I’m grateful for every single worker and designer and financier who built the Eiffel Tower, as WELL as the organizers who made the BRILLIANT decision to add sparkling, diamond lights which switch on at the top of the hour each night and dance for 7 minutes. It makes an iconic, breathtaking structure dazzling beyond words.
I was trying my best to be discreet during this gala party – I mean, really, it’s terribly tacky for the diva to sling her DSLR over her shoulder instead of a Gucci evening clutch encrusted in crystals – I know! But honestly, I couldn’t care less….I was glad I had my camera to sneak this shot out the window of the 7th floor of the Opera Bastille, tinged with the purple hue of the decorative lighting and swarming in balloons. It rivaled the souffle and wine to be sure, and reminded me one more time of how truly magical this city can be. (Um, when you’re not stepping in the dog p**p on the street, that is!)

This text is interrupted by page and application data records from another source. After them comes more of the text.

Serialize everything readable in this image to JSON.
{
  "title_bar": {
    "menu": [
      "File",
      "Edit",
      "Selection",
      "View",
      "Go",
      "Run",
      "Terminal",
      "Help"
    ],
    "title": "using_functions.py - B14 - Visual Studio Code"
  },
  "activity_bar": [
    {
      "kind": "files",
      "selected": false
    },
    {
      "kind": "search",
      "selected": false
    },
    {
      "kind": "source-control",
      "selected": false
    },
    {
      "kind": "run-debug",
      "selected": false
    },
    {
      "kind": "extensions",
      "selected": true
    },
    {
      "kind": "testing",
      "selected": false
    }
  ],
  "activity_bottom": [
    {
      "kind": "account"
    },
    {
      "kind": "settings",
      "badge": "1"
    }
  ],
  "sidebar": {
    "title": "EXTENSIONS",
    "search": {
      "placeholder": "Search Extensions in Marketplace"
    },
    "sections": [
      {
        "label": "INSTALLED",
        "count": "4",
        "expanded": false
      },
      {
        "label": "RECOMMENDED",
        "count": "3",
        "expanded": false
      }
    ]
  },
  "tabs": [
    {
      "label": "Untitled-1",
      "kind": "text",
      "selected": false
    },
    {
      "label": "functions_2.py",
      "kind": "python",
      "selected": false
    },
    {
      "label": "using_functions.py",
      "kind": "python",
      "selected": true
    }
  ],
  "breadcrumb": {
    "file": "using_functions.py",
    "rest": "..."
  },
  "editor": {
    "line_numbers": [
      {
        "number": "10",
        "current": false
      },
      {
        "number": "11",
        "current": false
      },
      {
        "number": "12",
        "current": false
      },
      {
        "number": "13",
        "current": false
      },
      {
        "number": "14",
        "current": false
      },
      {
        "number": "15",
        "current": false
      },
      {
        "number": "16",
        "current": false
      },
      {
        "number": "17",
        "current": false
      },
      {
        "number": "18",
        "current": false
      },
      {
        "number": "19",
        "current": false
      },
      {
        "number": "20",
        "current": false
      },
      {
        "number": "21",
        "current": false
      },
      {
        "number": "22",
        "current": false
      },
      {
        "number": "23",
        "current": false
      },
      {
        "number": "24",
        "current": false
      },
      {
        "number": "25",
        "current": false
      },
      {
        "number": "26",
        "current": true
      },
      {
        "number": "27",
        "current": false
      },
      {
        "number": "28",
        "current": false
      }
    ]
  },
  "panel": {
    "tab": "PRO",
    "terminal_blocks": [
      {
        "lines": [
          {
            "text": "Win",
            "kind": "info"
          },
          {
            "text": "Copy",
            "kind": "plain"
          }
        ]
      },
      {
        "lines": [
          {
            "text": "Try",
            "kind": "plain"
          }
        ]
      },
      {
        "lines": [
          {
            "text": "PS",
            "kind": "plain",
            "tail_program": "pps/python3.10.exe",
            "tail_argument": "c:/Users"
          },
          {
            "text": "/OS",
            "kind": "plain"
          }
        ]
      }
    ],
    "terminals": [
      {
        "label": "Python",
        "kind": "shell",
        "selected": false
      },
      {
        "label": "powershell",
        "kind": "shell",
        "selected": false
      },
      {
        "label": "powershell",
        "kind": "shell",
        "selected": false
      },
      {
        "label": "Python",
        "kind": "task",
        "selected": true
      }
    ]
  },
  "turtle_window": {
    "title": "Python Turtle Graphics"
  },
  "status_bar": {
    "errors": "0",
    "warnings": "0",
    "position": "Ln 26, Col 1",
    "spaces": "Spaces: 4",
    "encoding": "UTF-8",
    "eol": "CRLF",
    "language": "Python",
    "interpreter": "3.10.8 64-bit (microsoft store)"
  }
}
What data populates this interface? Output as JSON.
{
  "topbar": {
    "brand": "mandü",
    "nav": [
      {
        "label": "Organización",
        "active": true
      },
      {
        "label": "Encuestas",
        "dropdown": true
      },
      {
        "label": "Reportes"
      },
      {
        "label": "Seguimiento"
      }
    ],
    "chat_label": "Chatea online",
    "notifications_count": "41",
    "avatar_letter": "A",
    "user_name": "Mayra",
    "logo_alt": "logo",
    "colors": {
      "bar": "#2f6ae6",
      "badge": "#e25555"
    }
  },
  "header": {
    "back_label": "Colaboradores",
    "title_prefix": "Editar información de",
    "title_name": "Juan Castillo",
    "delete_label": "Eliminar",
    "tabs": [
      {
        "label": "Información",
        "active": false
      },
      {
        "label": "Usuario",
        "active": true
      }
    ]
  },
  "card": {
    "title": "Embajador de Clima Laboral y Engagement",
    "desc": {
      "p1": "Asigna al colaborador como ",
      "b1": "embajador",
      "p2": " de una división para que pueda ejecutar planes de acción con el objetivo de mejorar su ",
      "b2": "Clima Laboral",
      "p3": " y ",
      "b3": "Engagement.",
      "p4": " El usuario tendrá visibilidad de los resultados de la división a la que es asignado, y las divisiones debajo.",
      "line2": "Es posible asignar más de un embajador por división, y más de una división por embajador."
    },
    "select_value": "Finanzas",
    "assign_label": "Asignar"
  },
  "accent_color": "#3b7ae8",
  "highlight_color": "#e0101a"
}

Sometimes these gala dinner’s can feel like more work than the actual opera, to be perfectly frank, but this one was a delight. I was seated between two fascinating people – to my right a man who runs 2 theaters in Paris, one is the host to a popular hip-hop festival in January, and to my left the head of the Paris Opera Ballet. She’s a fascinating lady, and I hung on her every word as she spoke of watching each performance of Maria Callas’s run of “Norma” here at the Paris Opera from the wings. What I found fascinating was watching her gesture with her expressive arms, describing how it seemed that Callas was gathering up all the forces of all the energy around her with immense intensity and then emitting it from very deep in her torso. It was obvious how much this “dancer” took from that “singer” and it highlighted for me how intertwined our different disciplines are. I was very fortunate to hear her take on those historic moments on the stage. When I’ve spoken about being a tiny link in the chain of this opera world, feeling the ghosts of these historic singers as I stand on the same stages as they did, this is what I am talking about! That is never lost on me.
It was a lovely way to finish celebrating the 4th of my Capuleti’s – officially, I’m halfway through the run, which again makes me shake my head in disbelief and ask “how is it possible?” I am amazed at how much I learn with each show, and while I’m still completely devastated at the end, I am enjoying myself completely and totally. The pacing comes more with each performance, and hopefully the depth does as well.
I do have to share one comment which I received that may be rank as one of the oddest, and yet coolest compliments ever: before the curtain call of the last show, as I’m peeling myself off the floor of the tomb, my Giuletta said, “I forgot to tell you before, don’t look at my stomach when you are singing to me!” (It’s no surprise that she happens to be a bit pregnant at present….) so I’m thinking, “Oh fabulous – I just played this whole death scene holding her hands and her stomach – great! – I’m making her self-conscience!” and I quickly apologized, to which she replied, “No, no – it’s not that – it’s that he likes your singing so much he’s kicking like crazy, and I don’t want you to see that and start laughing!” So the baby likes my singing? That’s cool. Maybe they’ll name him Romeo in my honor…
UPDATE! Whoops! I forgot to add my photo credits!
I got lucky w/ the Eiffel Tower shot,
Ms. Anna Netrebko captured the photo of me surrounded by the balloons,
and Operafan graciously shot the photo of Anna and I after a show!